### [WORK ITEM]
Would you repeat the entries beneath, with nothing changed?

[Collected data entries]
_ _ _ _

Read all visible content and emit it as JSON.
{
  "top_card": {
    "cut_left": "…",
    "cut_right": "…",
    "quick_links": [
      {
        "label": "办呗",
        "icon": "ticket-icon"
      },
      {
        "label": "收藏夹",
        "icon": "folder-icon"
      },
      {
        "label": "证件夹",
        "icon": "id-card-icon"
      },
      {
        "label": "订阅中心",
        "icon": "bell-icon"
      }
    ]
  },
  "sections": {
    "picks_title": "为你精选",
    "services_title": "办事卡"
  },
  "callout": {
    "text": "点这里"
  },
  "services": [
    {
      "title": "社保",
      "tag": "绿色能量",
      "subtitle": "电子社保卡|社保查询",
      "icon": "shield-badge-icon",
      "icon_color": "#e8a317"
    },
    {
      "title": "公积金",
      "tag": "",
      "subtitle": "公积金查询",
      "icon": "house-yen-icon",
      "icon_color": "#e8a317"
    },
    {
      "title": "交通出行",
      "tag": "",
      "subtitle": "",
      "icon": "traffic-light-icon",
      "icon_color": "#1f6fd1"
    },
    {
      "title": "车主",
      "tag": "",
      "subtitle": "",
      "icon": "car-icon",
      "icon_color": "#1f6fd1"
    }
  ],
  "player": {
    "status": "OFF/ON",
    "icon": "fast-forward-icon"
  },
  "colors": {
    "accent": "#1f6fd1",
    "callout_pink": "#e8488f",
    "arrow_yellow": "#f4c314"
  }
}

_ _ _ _

### [OUTPUT BELOW]
Read all visible content and emit it as JSON.
{
  "top_card": {
    "cut_left": "…",
    "cut_right": "…",
    "quick_links": [
      {
        "label": "办呗",
        "icon": "ticket-icon"
      },
      {
        "label": "收藏夹",
        "icon": "folder-icon"
      },
      {
        "label": "证件夹",
        "icon": "id-card-icon"
      },
      {
        "label": "订阅中心",
        "icon": "bell-icon"
      }
    ]
  },
  "sections": {
    "picks_title": "为你精选",
    "services_title": "办事卡"
  },
  "callout": {
    "text": "点这里"
  },
  "services": [
    {
      "title": "社保",
      "tag": "绿色能量",
      "subtitle": "电子社保卡|社保查询",
      "icon": "shield-badge-icon",
      "icon_color": "#e8a317"
    },
    {
      "title": "公积金",
      "tag": "",
      "subtitle": "公积金查询",
      "icon": "house-yen-icon",
      "icon_color": "#e8a317"
    },
    {
      "title": "交通出行",
      "tag": "",
      "subtitle": "",
      "icon": "traffic-light-icon",
      "icon_color": "#1f6fd1"
    },
    {
      "title": "车主",
      "tag": "",
      "subtitle": "",
      "icon": "car-icon",
      "icon_color": "#1f6fd1"
    }
  ],
  "player": {
    "status": "OFF/ON",
    "icon": "fast-forward-icon"
  },
  "colors": {
    "accent": "#1f6fd1",
    "callout_pink": "#e8488f",
    "arrow_yellow": "#f4c314"
  }
}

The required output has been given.